For more than half a century, if aerial combat was going on anywhere in the world, chances are good that MiG-21s were involved.
MiG-21s are a family of jets from the Mikoyan-and-Gurevich Design Bureau, a Soviet success story with an amazing production run, from the MiG-21F in 1959 to the MiG-21bis in 1985. A dozen types of MiG-21s have been flown by nearly 40 nations and many are still flying on the front line.

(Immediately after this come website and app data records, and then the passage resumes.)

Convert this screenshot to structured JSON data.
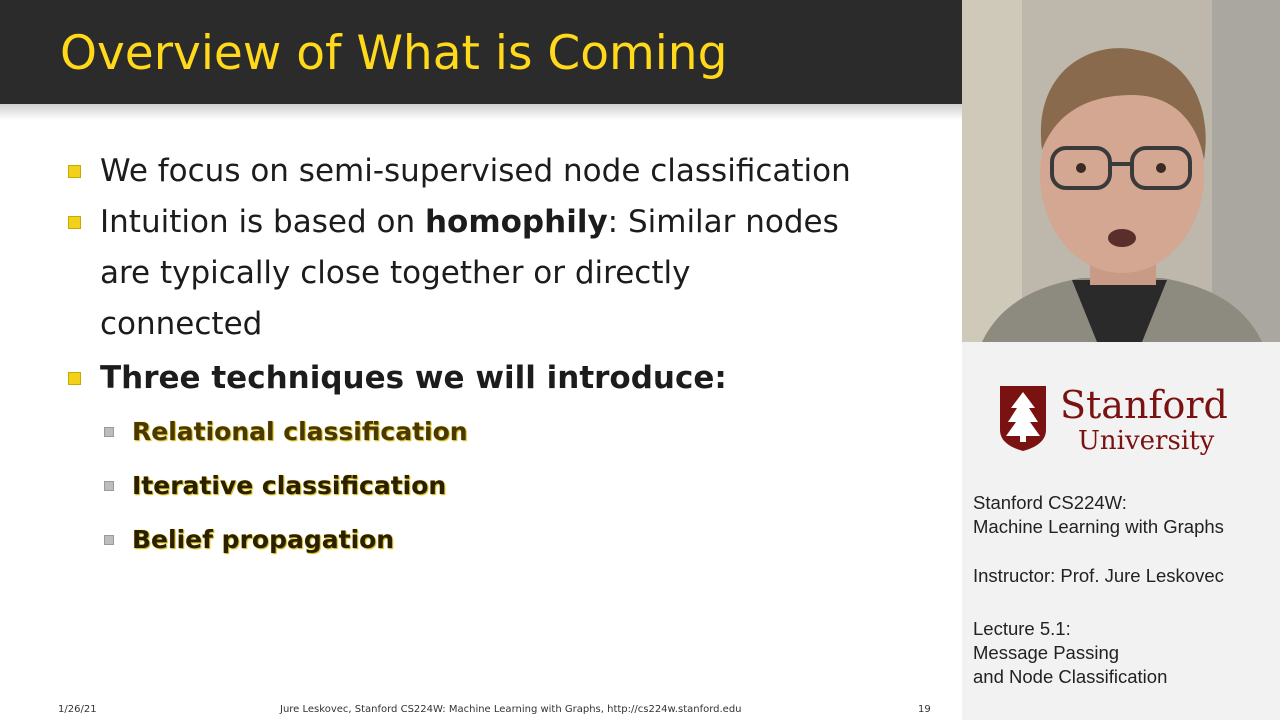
{
  "slide": {
    "title": "Overview of What is Coming",
    "bullets": [
      {
        "text": "We focus on semi-supervised node classification"
      },
      {
        "prefix": "Intuition is based on ",
        "bold": "homophily",
        "suffix": ": Similar nodes"
      },
      {
        "text": "are typically close together or directly"
      },
      {
        "text": "connected"
      },
      {
        "bold": "Three techniques we will introduce:"
      }
    ],
    "sub_bullets": [
      "Relational classification",
      "Iterative classification",
      "Belief propagation"
    ],
    "footer": {
      "date": "1/26/21",
      "citation": "Jure Leskovec, Stanford CS224W: Machine Learning with Graphs, http://cs224w.stanford.edu",
      "page": "19"
    }
  },
  "panel": {
    "logo_line1": "Stanford",
    "logo_line2": "University",
    "course_line1": "Stanford CS224W:",
    "course_line2": "Machine Learning with Graphs",
    "instructor": "Instructor: Prof. Jure Leskovec",
    "lecture_line1": "Lecture 5.1:",
    "lecture_line2": "Message Passing",
    "lecture_line3": "and Node Classification"
  },
  "colors": {
    "title_bar": "#2b2b2b",
    "title_text": "#ffd91a",
    "bullet_marker": "#f2d11b",
    "stanford_red": "#7a1212"
  }
}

The MiG-21, with its thin delta wing, was nicknamed “Balalaika” for the Russian stringed instrument it resembles. It is fast, small, and agile. Like the F-104 Starfighter and F-5 Freedom Fighter, it is a swift sword in battle. Its limits are little room for fuel, arms, or radar, and poor view to front and rear. The shock cone and front air intake are distinctive, inspiring Polish pilots to call it the “Pencil.”
The MiG’s primary foe over Vietnam was the big F-4 Phantom II. Communist ground controllers vectored MiG-21s neatly behind American fighter-bomber formations to fire cannons and Atoll missiles, dashing away before the sluggish F-4s could react. The MiGs didn’t down many planes, but often made bombers drop their loads early. U.S. pilots learned to “fight in the vertical,” flying straight up and dropping in a vertical loop into the enemy.
Our MiG originally served in Serbia. It is the PF edition, an early variant used by North Vietnamese aces such as Nguyen Van Coc.